  7. Wang, Y., Zhang, Y. & Miron, R. J. Health, Maintenance, and Recovery of Soft Tissues around Implants. Clin Implant Dent Relat Res 18, 618-634, (2016).
  8. Akcali, A. et al. What is the effect of soft tissue thickness on crestal bone loss around dental implants? A systematic review. Clin Oral Implants Res (2016)

    Puisys, A. & Linkevicius, T. The influence of mucosal tissue thickening on crestal bone stability around bone-level implants. A prospective controlled clinical trial. Clin Oral Implants Res 26, 123-129, (2015)

  9. Degidi, M., Nardi, D. & Piattelli, A. One abutment at one time: non-removal of an immediate abutment and its effect on bone healing around subcrestal tapered implants. Clin Oral Implants Res 22, 1303-1307, (2011)

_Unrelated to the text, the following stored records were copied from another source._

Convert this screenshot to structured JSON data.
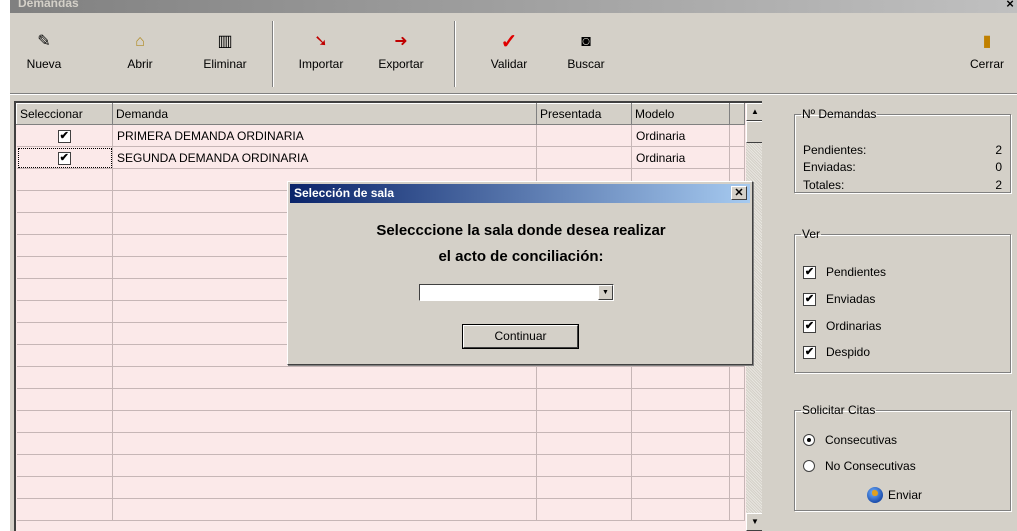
{
  "window": {
    "title": "Demandas",
    "close_glyph": "×"
  },
  "toolbar": {
    "buttons": [
      {
        "label": "Nueva",
        "icon": "new-doc-icon",
        "glyph": "✎"
      },
      {
        "label": "Abrir",
        "icon": "folder-open-icon",
        "glyph": "⌂"
      },
      {
        "label": "Eliminar",
        "icon": "trash-icon",
        "glyph": "▥"
      },
      {
        "label": "Importar",
        "icon": "import-icon",
        "glyph": "➘"
      },
      {
        "label": "Exportar",
        "icon": "export-icon",
        "glyph": "➜"
      },
      {
        "label": "Validar",
        "icon": "check-icon",
        "glyph": "✓"
      },
      {
        "label": "Buscar",
        "icon": "binoculars-icon",
        "glyph": "◙"
      },
      {
        "label": "Cerrar",
        "icon": "exit-door-icon",
        "glyph": "▮"
      }
    ]
  },
  "grid": {
    "columns": [
      "Seleccionar",
      "Demanda",
      "Presentada",
      "Modelo"
    ],
    "rows": [
      {
        "selected": true,
        "demanda": "PRIMERA DEMANDA ORDINARIA",
        "presentada": "",
        "modelo": "Ordinaria"
      },
      {
        "selected": true,
        "demanda": "SEGUNDA DEMANDA ORDINARIA",
        "presentada": "",
        "modelo": "Ordinaria"
      }
    ],
    "check_glyph": "✔",
    "empty_rows": 16
  },
  "stats": {
    "legend": "Nº Demandas",
    "pendientes_label": "Pendientes:",
    "pendientes_value": "2",
    "enviadas_label": "Enviadas:",
    "enviadas_value": "0",
    "totales_label": "Totales:",
    "totales_value": "2"
  },
  "ver": {
    "legend": "Ver",
    "items": [
      {
        "label": "Pendientes",
        "checked": true
      },
      {
        "label": "Enviadas",
        "checked": true
      },
      {
        "label": "Ordinarias",
        "checked": true
      },
      {
        "label": "Despido",
        "checked": true
      }
    ]
  },
  "citas": {
    "legend": "Solicitar Citas",
    "options": [
      {
        "label": "Consecutivas",
        "selected": true
      },
      {
        "label": "No Consecutivas",
        "selected": false
      }
    ],
    "send_label": "Enviar"
  },
  "dialog": {
    "title": "Selección de sala",
    "message_line1": "Selecccione la sala donde desea realizar",
    "message_line2": "el acto de conciliación:",
    "select_value": "",
    "continue_label": "Continuar",
    "close_glyph": "✕"
  }
}
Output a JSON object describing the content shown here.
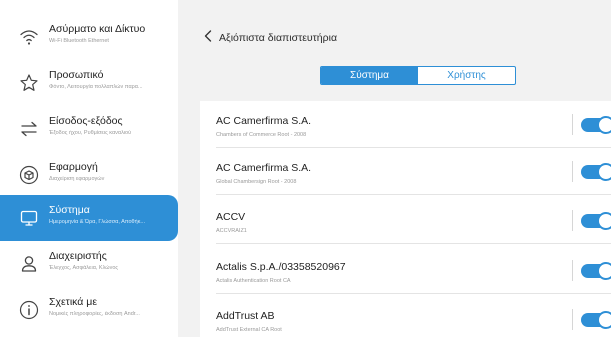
{
  "sidebar": {
    "items": [
      {
        "title": "Ασύρματο και Δίκτυο",
        "subtitle": "Wi-Fi Bluetooth Ethernet",
        "icon": "wifi-icon"
      },
      {
        "title": "Προσωπικό",
        "subtitle": "Φόντο, Λειτουργία πολλαπλών παρα...",
        "icon": "star-icon"
      },
      {
        "title": "Είσοδος-εξόδος",
        "subtitle": "Έξοδος ήχου, Ρυθμίσεις καναλιού",
        "icon": "input-output-icon"
      },
      {
        "title": "Εφαρμογή",
        "subtitle": "Διαχείριση εφαρμογών",
        "icon": "app-cube-icon"
      },
      {
        "title": "Σύστημα",
        "subtitle": "Ημερομηνία & Ώρα, Γλώσσα, Αποθήκ...",
        "icon": "monitor-icon",
        "active": true
      },
      {
        "title": "Διαχειριστής",
        "subtitle": "Έλεγχος, Ασφάλεια, Κλώνος",
        "icon": "user-icon"
      },
      {
        "title": "Σχετικά με",
        "subtitle": "Νομικές πληροφορίες, έκδοση Andr...",
        "icon": "info-icon"
      }
    ]
  },
  "header": {
    "title": "Αξιόπιστα διαπιστευτήρια",
    "back_icon": "chevron-left-icon"
  },
  "segments": {
    "system_label": "Σύστημα",
    "user_label": "Χρήστης",
    "selected": "system"
  },
  "certificates": [
    {
      "title": "AC Camerfirma S.A.",
      "subtitle": "Chambers of Commerce Root - 2008",
      "enabled": true
    },
    {
      "title": "AC Camerfirma S.A.",
      "subtitle": "Global Chambersign Root - 2008",
      "enabled": true
    },
    {
      "title": "ACCV",
      "subtitle": "ACCVRAIZ1",
      "enabled": true
    },
    {
      "title": "Actalis S.p.A./03358520967",
      "subtitle": "Actalis Authentication Root CA",
      "enabled": true
    },
    {
      "title": "AddTrust AB",
      "subtitle": "AddTrust External CA Root",
      "enabled": true
    }
  ],
  "colors": {
    "accent": "#2e8fd6",
    "sidebar_bg": "#ffffff",
    "main_bg": "#f2f2f2"
  }
}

    Abrahamsson, I., Berglundh, T. & Lindhe, J. The mucosal barrier following abutment dis/reconnection. An experimental study in dogs. J Clin Periodontol 24, 568-572, (1997)

  10. Abrahamsson, I., Berglundh, T. & Lindhe, J. The mucosal barrier following abutment dis/reconnection. An experimental study in dogs. J Clin Periodontol 24, 568-572, (1997)
  11. Rodriguez, X. et al. The effect of abutment dis/reconnections on peri-implant bone resorption: a radiologic study of platform-switched and non-platform-switched implants placed in animals. Clin Oral Implants Res 24, 305-311, (2013)

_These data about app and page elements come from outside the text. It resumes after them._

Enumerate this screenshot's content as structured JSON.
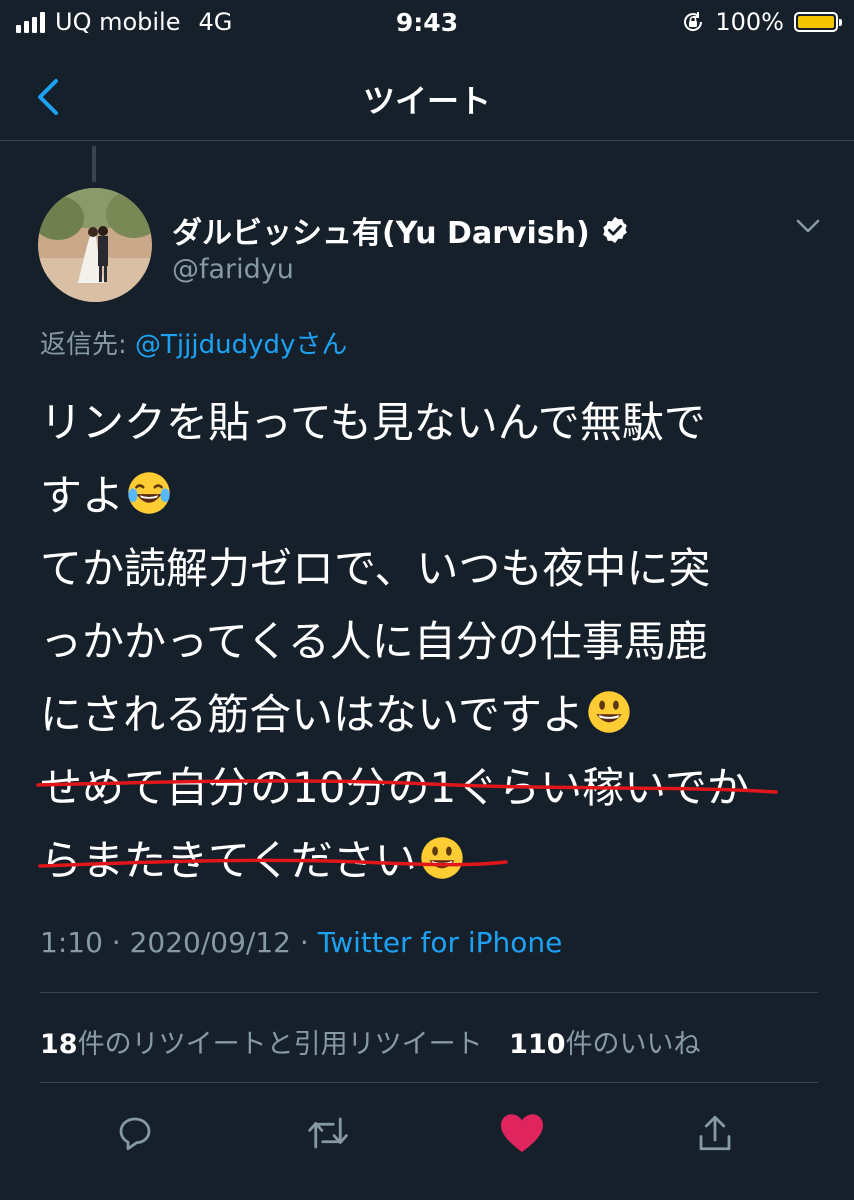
{
  "status_bar": {
    "carrier": "UQ mobile",
    "network": "4G",
    "time": "9:43",
    "battery": "100%"
  },
  "nav": {
    "title": "ツイート"
  },
  "tweet": {
    "display_name": "ダルビッシュ有(Yu Darvish)",
    "handle": "@faridyu",
    "reply_label": "返信先:",
    "reply_mention": "@Tjjjdudydyさん",
    "lines": [
      "リンクを貼っても見ないんで無駄で",
      "すよ",
      "てか読解力ゼロで、いつも夜中に突",
      "っかかってくる人に自分の仕事馬鹿",
      "にされる筋合いはないですよ",
      "せめて自分の10分の1ぐらい稼いでか",
      "らまたきてください"
    ],
    "time": "1:10",
    "date": "2020/09/12",
    "separator": "·",
    "source": "Twitter for iPhone"
  },
  "stats": {
    "retweets_count": "18",
    "retweets_label": "件のリツイートと引用リツイート",
    "likes_count": "110",
    "likes_label": "件のいいね"
  },
  "colors": {
    "background": "#15202b",
    "accent": "#1da1f2",
    "secondary_text": "#8899a6",
    "like": "#e0245e",
    "underline": "#e0161b"
  },
  "icons": [
    "signal-icon",
    "rotation-lock-icon",
    "battery-icon",
    "back-chevron-icon",
    "verified-badge-icon",
    "chevron-down-icon",
    "laughing-emoji-icon",
    "smiley-emoji-icon",
    "reply-icon",
    "retweet-icon",
    "like-heart-icon",
    "share-icon"
  ]
}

    Becker, K., Mihatovic, I., Golubovic, V. & Schwarz, F. Impact of abutment material and dis-/re-connection on soft and hard tissue changes at implants with platform-switching. J Clin Periodontol 39, 774-780, (2012)

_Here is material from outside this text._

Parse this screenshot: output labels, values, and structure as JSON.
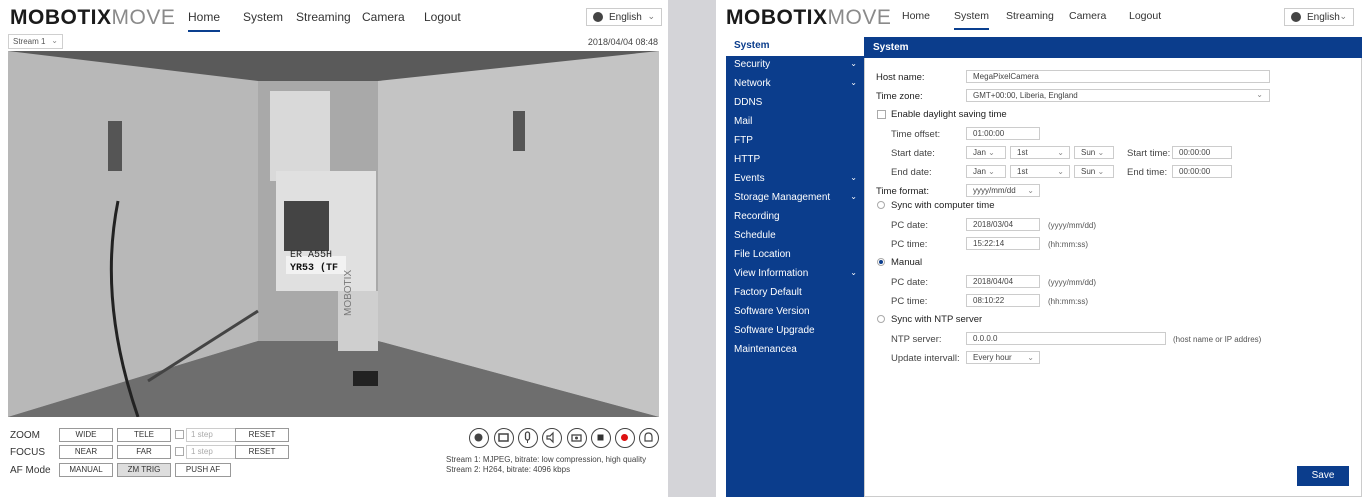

  12. Degidi, M., Nardi, D. & Piattelli, A. One abutment at one time: non-removal of an immediate abutment and its effect on bone healing around subcrestal tapered implants. Clin Oral Implants Res 22, 1303-1307, (2011)

    Canullo, L., Bignozzi, I., Cocchetto, R., Cristalli, M. P. & Iannello, G. Immediate positioning of a definitive abutment versus repeated abutment replacements in post-extractive implants: 3-year follow-up of a randomised multicentre clinical trial. Eur J Oral Implantol 3, 285-296, (2010)

    Koutouzis, T., Koutouzis, G., Gadalla, H. & Neiva, R. The effect of healing abutment reconnection and disconnection on soft and hard peri-implant tissues: a short-term randomized controlled clinical trial. Int J Oral Maxillofac Implants 28, 807-814, (2013)

    Molina, A., Sanz-Sanchez, I., Martin, C., Blanco, J. & Sanz, M. The effect of one-time abutment placement on interproximal bone levels and peri-implant soft tissues: a prospective randomized clinical trial. Clin Oral Implants Res, (2016)

Posted by Dr. France Lambert